WORK ORDER: Nothing in the records may be changed; retype them in full.

(Records excerpted from a collection)
========

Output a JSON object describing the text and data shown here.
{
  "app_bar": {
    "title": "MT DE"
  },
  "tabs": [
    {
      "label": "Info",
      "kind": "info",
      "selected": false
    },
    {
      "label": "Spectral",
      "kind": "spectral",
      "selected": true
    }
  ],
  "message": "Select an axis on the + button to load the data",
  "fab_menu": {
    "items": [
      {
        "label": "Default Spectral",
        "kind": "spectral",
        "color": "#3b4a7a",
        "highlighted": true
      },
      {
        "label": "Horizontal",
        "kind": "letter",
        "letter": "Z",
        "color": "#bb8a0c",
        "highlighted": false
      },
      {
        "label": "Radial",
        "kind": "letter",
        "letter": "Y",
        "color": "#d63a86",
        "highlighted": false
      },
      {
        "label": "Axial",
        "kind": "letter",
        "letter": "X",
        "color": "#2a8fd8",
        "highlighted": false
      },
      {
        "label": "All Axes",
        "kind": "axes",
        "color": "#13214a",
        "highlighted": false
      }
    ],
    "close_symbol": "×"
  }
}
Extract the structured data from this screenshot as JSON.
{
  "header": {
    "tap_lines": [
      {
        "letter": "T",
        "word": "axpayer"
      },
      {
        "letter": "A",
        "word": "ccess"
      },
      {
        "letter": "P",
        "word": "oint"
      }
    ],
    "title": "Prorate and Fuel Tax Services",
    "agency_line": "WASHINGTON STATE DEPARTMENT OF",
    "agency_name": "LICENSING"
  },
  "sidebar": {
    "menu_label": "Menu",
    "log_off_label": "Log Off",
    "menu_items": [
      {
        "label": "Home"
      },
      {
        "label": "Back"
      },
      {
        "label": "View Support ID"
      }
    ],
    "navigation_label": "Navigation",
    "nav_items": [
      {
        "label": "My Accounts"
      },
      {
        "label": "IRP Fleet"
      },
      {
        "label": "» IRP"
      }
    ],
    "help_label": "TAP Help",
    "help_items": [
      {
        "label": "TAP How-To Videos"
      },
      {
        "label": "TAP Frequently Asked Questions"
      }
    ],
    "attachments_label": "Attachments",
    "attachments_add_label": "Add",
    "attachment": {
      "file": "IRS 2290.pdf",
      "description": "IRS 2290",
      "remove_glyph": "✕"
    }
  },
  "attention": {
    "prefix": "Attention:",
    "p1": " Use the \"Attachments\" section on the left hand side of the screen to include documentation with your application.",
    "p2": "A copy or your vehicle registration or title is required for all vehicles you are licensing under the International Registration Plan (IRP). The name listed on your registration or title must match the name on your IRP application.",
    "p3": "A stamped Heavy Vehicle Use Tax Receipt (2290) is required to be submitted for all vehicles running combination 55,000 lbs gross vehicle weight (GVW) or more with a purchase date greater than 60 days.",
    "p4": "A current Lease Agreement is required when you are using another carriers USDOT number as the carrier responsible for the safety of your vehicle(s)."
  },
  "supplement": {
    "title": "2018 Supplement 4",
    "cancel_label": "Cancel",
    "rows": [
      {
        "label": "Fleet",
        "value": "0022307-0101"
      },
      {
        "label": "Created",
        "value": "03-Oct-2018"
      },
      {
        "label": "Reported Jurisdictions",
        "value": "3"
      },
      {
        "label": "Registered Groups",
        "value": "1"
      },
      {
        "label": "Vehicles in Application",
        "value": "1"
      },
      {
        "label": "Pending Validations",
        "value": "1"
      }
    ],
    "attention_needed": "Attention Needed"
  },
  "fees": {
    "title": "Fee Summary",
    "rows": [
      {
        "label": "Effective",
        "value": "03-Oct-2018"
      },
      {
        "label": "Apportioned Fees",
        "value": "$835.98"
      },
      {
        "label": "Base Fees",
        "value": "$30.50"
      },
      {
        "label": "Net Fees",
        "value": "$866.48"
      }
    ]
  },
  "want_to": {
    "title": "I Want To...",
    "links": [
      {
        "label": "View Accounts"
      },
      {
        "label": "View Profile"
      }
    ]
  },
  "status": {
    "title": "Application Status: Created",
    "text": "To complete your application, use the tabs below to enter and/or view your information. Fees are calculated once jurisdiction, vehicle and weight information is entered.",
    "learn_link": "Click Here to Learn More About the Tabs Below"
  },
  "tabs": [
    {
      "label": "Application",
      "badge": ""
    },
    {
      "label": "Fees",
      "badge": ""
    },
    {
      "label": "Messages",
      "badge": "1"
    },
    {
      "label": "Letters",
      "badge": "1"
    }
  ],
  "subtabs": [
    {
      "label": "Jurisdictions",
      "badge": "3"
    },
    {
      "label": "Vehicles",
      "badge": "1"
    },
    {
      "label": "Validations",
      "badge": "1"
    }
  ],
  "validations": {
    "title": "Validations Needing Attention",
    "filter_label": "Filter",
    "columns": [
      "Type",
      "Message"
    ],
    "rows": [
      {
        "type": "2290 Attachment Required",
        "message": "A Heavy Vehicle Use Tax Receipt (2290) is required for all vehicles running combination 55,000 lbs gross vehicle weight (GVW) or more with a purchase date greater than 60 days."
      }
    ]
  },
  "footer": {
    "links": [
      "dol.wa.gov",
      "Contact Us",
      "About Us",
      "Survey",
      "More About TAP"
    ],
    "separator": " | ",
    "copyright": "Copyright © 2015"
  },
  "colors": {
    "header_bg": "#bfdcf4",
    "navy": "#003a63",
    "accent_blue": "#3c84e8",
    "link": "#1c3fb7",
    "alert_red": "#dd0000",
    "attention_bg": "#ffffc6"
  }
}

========

ANSWER TO THE EXERCISE:
Output a JSON object describing the text and data shown here.
{
  "app_bar": {
    "title": "MT DE"
  },
  "tabs": [
    {
      "label": "Info",
      "kind": "info",
      "selected": false
    },
    {
      "label": "Spectral",
      "kind": "spectral",
      "selected": true
    }
  ],
  "message": "Select an axis on the + button to load the data",
  "fab_menu": {
    "items": [
      {
        "label": "Default Spectral",
        "kind": "spectral",
        "color": "#3b4a7a",
        "highlighted": true
      },
      {
        "label": "Horizontal",
        "kind": "letter",
        "letter": "Z",
        "color": "#bb8a0c",
        "highlighted": false
      },
      {
        "label": "Radial",
        "kind": "letter",
        "letter": "Y",
        "color": "#d63a86",
        "highlighted": false
      },
      {
        "label": "Axial",
        "kind": "letter",
        "letter": "X",
        "color": "#2a8fd8",
        "highlighted": false
      },
      {
        "label": "All Axes",
        "kind": "axes",
        "color": "#13214a",
        "highlighted": false
      }
    ],
    "close_symbol": "×"
  }
}
Extract the structured data from this screenshot as JSON.
{
  "header": {
    "tap_lines": [
      {
        "letter": "T",
        "word": "axpayer"
      },
      {
        "letter": "A",
        "word": "ccess"
      },
      {
        "letter": "P",
        "word": "oint"
      }
    ],
    "title": "Prorate and Fuel Tax Services",
    "agency_line": "WASHINGTON STATE DEPARTMENT OF",
    "agency_name": "LICENSING"
  },
  "sidebar": {
    "menu_label": "Menu",
    "log_off_label": "Log Off",
    "menu_items": [
      {
        "label": "Home"
      },
      {
        "label": "Back"
      },
      {
        "label": "View Support ID"
      }
    ],
    "navigation_label": "Navigation",
    "nav_items": [
      {
        "label": "My Accounts"
      },
      {
        "label": "IRP Fleet"
      },
      {
        "label": "» IRP"
      }
    ],
    "help_label": "TAP Help",
    "help_items": [
      {
        "label": "TAP How-To Videos"
      },
      {
        "label": "TAP Frequently Asked Questions"
      }
    ],
    "attachments_label": "Attachments",
    "attachments_add_label": "Add",
    "attachment": {
      "file": "IRS 2290.pdf",
      "description": "IRS 2290",
      "remove_glyph": "✕"
    }
  },
  "attention": {
    "prefix": "Attention:",
    "p1": " Use the \"Attachments\" section on the left hand side of the screen to include documentation with your application.",
    "p2": "A copy or your vehicle registration or title is required for all vehicles you are licensing under the International Registration Plan (IRP). The name listed on your registration or title must match the name on your IRP application.",
    "p3": "A stamped Heavy Vehicle Use Tax Receipt (2290) is required to be submitted for all vehicles running combination 55,000 lbs gross vehicle weight (GVW) or more with a purchase date greater than 60 days.",
    "p4": "A current Lease Agreement is required when you are using another carriers USDOT number as the carrier responsible for the safety of your vehicle(s)."
  },
  "supplement": {
    "title": "2018 Supplement 4",
    "cancel_label": "Cancel",
    "rows": [
      {
        "label": "Fleet",
        "value": "0022307-0101"
      },
      {
        "label": "Created",
        "value": "03-Oct-2018"
      },
      {
        "label": "Reported Jurisdictions",
        "value": "3"
      },
      {
        "label": "Registered Groups",
        "value": "1"
      },
      {
        "label": "Vehicles in Application",
        "value": "1"
      },
      {
        "label": "Pending Validations",
        "value": "1"
      }
    ],
    "attention_needed": "Attention Needed"
  },
  "fees": {
    "title": "Fee Summary",
    "rows": [
      {
        "label": "Effective",
        "value": "03-Oct-2018"
      },
      {
        "label": "Apportioned Fees",
        "value": "$835.98"
      },
      {
        "label": "Base Fees",
        "value": "$30.50"
      },
      {
        "label": "Net Fees",
        "value": "$866.48"
      }
    ]
  },
  "want_to": {
    "title": "I Want To...",
    "links": [
      {
        "label": "View Accounts"
      },
      {
        "label": "View Profile"
      }
    ]
  },
  "status": {
    "title": "Application Status: Created",
    "text": "To complete your application, use the tabs below to enter and/or view your information. Fees are calculated once jurisdiction, vehicle and weight information is entered.",
    "learn_link": "Click Here to Learn More About the Tabs Below"
  },
  "tabs": [
    {
      "label": "Application",
      "badge": ""
    },
    {
      "label": "Fees",
      "badge": ""
    },
    {
      "label": "Messages",
      "badge": "1"
    },
    {
      "label": "Letters",
      "badge": "1"
    }
  ],
  "subtabs": [
    {
      "label": "Jurisdictions",
      "badge": "3"
    },
    {
      "label": "Vehicles",
      "badge": "1"
    },
    {
      "label": "Validations",
      "badge": "1"
    }
  ],
  "validations": {
    "title": "Validations Needing Attention",
    "filter_label": "Filter",
    "columns": [
      "Type",
      "Message"
    ],
    "rows": [
      {
        "type": "2290 Attachment Required",
        "message": "A Heavy Vehicle Use Tax Receipt (2290) is required for all vehicles running combination 55,000 lbs gross vehicle weight (GVW) or more with a purchase date greater than 60 days."
      }
    ]
  },
  "footer": {
    "links": [
      "dol.wa.gov",
      "Contact Us",
      "About Us",
      "Survey",
      "More About TAP"
    ],
    "separator": " | ",
    "copyright": "Copyright © 2015"
  },
  "colors": {
    "header_bg": "#bfdcf4",
    "navy": "#003a63",
    "accent_blue": "#3c84e8",
    "link": "#1c3fb7",
    "alert_red": "#dd0000",
    "attention_bg": "#ffffc6"
  }
}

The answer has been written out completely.